If you are unfamiliar with the Windows Command Prompt, you are not alone. Windows designers have made its use rare for non-programmers. But it remains a very useful tool for working with programs like Python (so much so, the author created a tile for it on the right above).
To access the command line, open the Start Menu via clicking the Start Button, lower left of the screen. Scroll the left side all the way down to Windows System - click the icon and sub menu items pop in, select Command Prompt with the black icon.
Unlike the Python app noted in the previous page, the Command Prompt does not put you in a REPL or IDLE. It is the Windows command line and you can perform many system functions. It is handy to know where to find the Command Prompt for system administration.
You can access Python in the Command Line by just typing
python3.9, depending on which version you installed. If you have more than one version installed, you'll need to be more specific. You will then get the familiar REPL prompt.
If you have not used Python before this and not installed the app as on the previous page, typing
python may take you to the Microsoft Store to download the components.
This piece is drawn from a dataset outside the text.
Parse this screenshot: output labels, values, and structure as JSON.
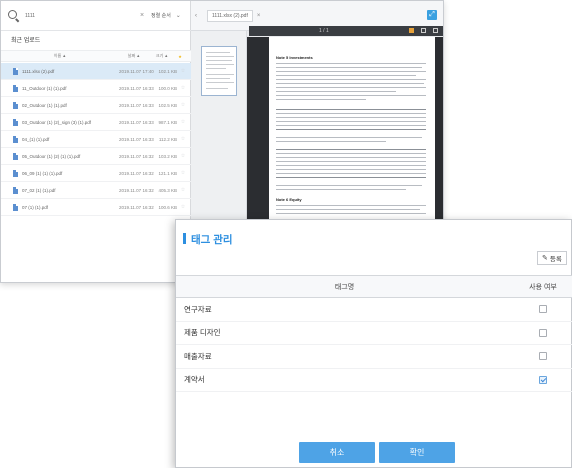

Follow the previous page if it does so.
Typing the word
idle in the command prompt runs the IDLE Python editor, just like installing the app on the previous page. Rather than showing up in the command prompt window, a new IDLE window will appear (see image below).
The pip package manager is available for this install of Python as well, pip opens up a world of open source packages to install for your projects.
pip3 list will list the currently installed packages. Consult the pip documentation (available at the link below) on all the commands used to work with packages with pip.
Windows 10 May 2019 update opens up a new, world of Python 3 on Windows.
If you want to learn more about using Python, go to python.org, where you can find documentation, community and more.
Documentation for Python's standard library, along with tutorials and guides, are available at docs.python.org.